Claudia: The majority of parents here do not talk about sex with their children, and the children would rather talk about sex with their friends than at home. Mexico is divided between the past and the present. Before, women used to feel alone. Health centers gave out birth control pills and information, but you had to overcome your own shame to access contraceptives. People of my generation refrained from using these things because we were ashamed of our sexual relationships. Today, young women access the world on the Internet. They use their liberties as a source of sustenance and to gain education about sex and reproduction.
Michelle: In my area, which is wealthier, we learned a little bit about reproduction and safe sex in school. In poorer areas, however, nothing was being taught in the schools on the subject. Children as young as eight were being overtly sexual, but they just thought that sex was funny or cool. They weren’t really educated on the matter. Even when you have education, there are barriers you face.
When you go to the free clinic to get contraceptives that aren’t condoms, it can take a month or more before you receive them because birth control pills require an appointment, and the delay between when you call and when your appointment is scheduled can be weeks or months. Then you have to wait on the diagnostics of your tests to come back before you are given the pill.

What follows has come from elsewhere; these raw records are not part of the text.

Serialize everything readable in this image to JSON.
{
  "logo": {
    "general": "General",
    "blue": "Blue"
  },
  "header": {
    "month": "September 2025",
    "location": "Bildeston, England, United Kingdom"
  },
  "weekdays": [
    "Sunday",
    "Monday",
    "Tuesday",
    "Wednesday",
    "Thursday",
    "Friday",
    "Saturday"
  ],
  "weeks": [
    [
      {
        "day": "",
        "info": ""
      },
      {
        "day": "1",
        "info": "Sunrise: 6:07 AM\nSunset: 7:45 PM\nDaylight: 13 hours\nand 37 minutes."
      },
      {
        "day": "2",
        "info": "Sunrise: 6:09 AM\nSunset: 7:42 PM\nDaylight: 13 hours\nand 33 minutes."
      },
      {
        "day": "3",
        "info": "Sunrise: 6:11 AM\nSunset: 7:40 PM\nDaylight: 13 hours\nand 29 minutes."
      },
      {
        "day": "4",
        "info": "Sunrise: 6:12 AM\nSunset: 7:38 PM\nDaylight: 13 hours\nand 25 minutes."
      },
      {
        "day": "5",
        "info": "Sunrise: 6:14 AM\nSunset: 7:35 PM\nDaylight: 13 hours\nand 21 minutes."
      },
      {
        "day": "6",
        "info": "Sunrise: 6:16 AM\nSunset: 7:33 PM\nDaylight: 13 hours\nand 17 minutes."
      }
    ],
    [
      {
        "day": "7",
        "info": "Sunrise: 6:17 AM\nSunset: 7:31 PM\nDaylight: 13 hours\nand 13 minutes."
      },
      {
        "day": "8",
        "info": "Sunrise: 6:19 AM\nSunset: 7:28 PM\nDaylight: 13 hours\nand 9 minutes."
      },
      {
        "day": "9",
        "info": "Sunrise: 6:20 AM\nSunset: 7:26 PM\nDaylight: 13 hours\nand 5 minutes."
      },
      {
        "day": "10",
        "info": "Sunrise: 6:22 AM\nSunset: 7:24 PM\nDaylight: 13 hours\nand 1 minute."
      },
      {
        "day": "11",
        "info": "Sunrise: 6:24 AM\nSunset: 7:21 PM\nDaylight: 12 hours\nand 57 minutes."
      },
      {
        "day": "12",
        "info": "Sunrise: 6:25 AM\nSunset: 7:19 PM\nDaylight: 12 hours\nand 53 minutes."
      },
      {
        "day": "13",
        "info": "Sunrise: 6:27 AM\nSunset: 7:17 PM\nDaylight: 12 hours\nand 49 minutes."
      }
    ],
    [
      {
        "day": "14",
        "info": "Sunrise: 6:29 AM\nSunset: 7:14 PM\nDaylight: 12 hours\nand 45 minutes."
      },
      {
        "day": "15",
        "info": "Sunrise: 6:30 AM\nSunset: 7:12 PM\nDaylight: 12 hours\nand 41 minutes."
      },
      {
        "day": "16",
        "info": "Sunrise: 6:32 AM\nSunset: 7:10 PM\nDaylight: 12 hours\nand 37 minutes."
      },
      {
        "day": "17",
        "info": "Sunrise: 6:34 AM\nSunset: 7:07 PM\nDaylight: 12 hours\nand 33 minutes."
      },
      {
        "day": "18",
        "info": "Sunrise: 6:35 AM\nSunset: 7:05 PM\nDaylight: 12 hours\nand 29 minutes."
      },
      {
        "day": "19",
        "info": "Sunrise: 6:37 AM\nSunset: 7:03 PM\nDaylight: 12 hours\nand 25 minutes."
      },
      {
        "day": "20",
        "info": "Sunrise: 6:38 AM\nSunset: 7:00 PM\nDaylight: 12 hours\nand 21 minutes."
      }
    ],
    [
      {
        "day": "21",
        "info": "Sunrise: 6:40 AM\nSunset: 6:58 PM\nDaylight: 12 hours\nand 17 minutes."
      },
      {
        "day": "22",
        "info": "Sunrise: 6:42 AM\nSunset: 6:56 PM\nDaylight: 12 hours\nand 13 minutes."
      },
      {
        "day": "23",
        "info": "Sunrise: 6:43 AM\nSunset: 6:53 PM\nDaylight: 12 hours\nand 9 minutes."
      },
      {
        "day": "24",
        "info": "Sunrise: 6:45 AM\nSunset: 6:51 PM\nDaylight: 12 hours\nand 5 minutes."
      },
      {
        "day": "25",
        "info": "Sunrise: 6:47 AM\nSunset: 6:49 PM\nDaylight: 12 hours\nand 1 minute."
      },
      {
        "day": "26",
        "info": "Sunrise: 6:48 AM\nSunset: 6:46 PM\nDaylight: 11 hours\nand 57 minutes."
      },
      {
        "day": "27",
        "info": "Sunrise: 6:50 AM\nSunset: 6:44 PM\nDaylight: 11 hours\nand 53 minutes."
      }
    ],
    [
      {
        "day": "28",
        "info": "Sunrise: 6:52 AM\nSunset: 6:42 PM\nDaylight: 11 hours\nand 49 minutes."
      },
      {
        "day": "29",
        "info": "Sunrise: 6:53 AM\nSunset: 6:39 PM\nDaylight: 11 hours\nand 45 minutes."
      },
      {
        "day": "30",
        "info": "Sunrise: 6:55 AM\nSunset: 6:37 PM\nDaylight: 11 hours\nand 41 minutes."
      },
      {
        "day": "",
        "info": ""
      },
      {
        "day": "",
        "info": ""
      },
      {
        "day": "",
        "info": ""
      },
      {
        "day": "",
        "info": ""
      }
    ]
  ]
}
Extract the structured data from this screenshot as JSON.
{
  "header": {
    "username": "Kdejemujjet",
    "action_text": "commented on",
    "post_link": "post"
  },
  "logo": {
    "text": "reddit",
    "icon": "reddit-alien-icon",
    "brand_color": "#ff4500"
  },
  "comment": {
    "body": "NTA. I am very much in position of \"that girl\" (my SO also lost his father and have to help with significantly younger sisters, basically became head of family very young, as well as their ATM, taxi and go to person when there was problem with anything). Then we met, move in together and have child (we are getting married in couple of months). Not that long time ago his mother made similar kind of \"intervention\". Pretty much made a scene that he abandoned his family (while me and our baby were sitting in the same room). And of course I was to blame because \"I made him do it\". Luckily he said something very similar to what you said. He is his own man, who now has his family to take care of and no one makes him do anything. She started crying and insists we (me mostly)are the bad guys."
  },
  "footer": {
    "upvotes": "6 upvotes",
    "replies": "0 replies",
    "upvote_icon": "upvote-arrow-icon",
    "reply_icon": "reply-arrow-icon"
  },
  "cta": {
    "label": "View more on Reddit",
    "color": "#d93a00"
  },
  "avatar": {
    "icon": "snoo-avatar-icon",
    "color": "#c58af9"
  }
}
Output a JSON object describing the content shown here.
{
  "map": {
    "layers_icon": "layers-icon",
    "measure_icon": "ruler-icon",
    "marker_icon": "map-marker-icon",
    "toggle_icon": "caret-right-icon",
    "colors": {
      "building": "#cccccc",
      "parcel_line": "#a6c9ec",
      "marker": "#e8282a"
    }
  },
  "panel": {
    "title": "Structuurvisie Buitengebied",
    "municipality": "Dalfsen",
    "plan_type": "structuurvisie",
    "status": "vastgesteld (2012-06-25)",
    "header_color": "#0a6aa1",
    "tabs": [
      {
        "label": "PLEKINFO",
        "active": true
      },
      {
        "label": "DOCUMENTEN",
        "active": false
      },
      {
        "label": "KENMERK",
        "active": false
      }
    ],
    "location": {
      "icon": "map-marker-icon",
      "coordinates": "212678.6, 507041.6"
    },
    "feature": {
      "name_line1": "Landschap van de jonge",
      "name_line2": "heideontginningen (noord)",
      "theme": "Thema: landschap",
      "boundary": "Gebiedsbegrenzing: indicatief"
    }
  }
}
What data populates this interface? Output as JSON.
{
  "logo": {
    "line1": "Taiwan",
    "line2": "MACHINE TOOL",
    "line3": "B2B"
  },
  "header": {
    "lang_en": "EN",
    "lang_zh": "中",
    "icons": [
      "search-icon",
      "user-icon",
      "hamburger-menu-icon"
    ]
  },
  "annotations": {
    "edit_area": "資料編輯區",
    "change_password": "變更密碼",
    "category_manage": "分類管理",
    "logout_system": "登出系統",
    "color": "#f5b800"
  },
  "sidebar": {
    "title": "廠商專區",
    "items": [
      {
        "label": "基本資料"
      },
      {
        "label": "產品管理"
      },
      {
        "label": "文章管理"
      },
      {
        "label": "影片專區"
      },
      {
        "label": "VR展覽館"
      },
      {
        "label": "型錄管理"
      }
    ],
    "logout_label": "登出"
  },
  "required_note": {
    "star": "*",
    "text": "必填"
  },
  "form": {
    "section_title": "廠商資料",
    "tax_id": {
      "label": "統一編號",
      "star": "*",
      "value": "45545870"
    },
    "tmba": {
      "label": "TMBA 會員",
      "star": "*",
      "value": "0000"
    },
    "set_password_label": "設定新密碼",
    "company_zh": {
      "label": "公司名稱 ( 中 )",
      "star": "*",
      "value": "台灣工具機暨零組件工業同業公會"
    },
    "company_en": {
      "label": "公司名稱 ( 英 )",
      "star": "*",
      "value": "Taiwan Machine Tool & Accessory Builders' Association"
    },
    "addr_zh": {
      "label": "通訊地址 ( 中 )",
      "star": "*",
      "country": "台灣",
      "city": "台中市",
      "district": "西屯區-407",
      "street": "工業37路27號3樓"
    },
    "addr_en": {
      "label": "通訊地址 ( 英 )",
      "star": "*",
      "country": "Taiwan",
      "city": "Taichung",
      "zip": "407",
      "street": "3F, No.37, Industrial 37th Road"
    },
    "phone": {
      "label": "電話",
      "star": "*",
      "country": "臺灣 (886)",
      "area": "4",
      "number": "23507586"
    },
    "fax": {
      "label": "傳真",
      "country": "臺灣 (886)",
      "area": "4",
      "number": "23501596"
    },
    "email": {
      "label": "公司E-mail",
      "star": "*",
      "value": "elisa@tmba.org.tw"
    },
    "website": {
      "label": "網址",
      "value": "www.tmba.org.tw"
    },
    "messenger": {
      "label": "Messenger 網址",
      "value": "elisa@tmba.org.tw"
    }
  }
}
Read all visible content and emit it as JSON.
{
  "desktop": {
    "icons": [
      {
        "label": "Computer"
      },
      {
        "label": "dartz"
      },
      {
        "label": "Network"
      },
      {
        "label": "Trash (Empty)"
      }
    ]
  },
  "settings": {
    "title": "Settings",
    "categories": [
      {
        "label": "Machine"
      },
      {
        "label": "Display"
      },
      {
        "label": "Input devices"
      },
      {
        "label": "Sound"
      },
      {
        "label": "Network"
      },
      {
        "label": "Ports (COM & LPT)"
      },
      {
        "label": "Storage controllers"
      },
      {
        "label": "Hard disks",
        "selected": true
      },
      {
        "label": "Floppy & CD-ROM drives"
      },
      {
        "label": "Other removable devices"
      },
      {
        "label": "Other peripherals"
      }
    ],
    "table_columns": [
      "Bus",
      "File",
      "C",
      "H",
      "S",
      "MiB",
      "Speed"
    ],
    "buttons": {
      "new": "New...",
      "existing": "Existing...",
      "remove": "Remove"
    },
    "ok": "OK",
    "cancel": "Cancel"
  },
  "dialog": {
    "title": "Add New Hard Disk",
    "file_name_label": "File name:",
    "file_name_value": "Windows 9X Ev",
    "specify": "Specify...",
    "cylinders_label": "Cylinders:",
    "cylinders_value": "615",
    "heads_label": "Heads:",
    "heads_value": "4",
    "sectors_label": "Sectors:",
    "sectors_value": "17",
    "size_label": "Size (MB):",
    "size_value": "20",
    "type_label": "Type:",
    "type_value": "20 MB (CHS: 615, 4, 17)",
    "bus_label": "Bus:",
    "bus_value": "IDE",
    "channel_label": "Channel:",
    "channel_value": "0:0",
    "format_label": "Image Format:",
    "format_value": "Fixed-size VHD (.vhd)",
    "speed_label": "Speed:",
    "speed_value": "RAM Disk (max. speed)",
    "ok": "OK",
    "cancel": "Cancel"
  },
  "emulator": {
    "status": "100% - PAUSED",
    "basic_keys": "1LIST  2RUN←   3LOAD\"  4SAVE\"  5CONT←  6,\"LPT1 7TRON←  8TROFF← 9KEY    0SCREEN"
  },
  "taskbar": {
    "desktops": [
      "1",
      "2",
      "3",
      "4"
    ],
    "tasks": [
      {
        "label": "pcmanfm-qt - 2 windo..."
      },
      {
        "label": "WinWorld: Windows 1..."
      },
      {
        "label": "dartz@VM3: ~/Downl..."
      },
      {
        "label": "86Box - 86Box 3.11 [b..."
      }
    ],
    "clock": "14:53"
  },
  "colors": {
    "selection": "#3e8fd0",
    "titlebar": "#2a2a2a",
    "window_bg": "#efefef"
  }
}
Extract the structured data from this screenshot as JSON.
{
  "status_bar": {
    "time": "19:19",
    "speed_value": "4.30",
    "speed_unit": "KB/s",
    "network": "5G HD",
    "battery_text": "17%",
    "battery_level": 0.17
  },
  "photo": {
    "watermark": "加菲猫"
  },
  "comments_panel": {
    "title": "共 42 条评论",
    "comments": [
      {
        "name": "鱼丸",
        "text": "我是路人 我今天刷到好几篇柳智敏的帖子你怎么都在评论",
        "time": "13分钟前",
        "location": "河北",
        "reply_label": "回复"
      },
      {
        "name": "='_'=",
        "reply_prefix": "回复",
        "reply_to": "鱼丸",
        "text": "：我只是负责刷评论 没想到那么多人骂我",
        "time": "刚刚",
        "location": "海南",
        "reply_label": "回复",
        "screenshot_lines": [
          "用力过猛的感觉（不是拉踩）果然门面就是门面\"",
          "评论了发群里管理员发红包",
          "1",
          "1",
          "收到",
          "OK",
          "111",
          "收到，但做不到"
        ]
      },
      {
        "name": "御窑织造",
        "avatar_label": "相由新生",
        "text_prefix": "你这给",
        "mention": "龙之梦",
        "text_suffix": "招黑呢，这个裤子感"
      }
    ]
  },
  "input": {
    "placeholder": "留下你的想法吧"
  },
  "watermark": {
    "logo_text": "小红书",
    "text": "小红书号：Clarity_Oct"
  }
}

The waiting is a major challenge because you call to make an appointment when you're ready to have sex, not several months before.
Another issue is that the private clinics and hospitals are both expensive. You need good medical insurance to get an appointment. For people who are poor and live in underdeveloped communities, there is little choice except to go to the free clinics. Even then, people have to drive or take a bus long distances just to get to these under-resourced clinics. And having to wait to receive the pill, and then go back for another appointment, makes it a big hassle, not to mention more expense. We need more information about sexual and reproductive health given to people at younger ages. We also need more public health services that are affordable and easier to access.
Tina Vasquez is a freelance writer and editor from the Los Angeles area.